SUPPLIED RECORDS START

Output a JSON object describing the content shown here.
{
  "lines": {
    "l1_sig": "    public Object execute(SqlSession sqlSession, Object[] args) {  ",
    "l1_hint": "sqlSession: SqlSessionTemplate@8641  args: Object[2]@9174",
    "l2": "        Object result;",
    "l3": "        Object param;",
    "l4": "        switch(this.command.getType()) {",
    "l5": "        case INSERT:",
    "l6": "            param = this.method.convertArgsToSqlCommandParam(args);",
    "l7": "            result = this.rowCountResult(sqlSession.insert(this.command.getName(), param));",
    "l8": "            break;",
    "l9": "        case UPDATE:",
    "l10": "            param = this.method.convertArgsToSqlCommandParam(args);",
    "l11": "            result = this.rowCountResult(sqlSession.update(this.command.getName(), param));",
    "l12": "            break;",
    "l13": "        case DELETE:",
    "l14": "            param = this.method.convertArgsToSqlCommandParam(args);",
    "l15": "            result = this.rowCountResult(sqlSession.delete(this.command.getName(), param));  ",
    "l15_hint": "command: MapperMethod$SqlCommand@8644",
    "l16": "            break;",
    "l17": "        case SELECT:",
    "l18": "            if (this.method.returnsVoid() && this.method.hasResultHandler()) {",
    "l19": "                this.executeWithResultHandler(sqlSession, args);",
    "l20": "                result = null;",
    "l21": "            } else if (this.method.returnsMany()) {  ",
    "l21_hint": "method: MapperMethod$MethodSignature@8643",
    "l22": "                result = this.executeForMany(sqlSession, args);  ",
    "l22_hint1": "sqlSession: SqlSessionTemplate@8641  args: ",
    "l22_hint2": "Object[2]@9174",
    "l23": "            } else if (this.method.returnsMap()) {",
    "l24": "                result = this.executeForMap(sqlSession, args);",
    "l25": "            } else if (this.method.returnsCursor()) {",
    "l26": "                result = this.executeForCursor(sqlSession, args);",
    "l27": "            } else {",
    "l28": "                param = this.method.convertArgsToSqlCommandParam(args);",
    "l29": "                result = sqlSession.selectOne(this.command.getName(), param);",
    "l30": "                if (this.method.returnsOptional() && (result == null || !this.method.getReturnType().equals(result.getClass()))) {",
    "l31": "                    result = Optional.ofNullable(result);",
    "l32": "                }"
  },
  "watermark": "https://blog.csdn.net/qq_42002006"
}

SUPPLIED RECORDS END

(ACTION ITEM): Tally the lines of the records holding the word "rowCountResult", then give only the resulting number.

(EXPECTED OUTPUT): 3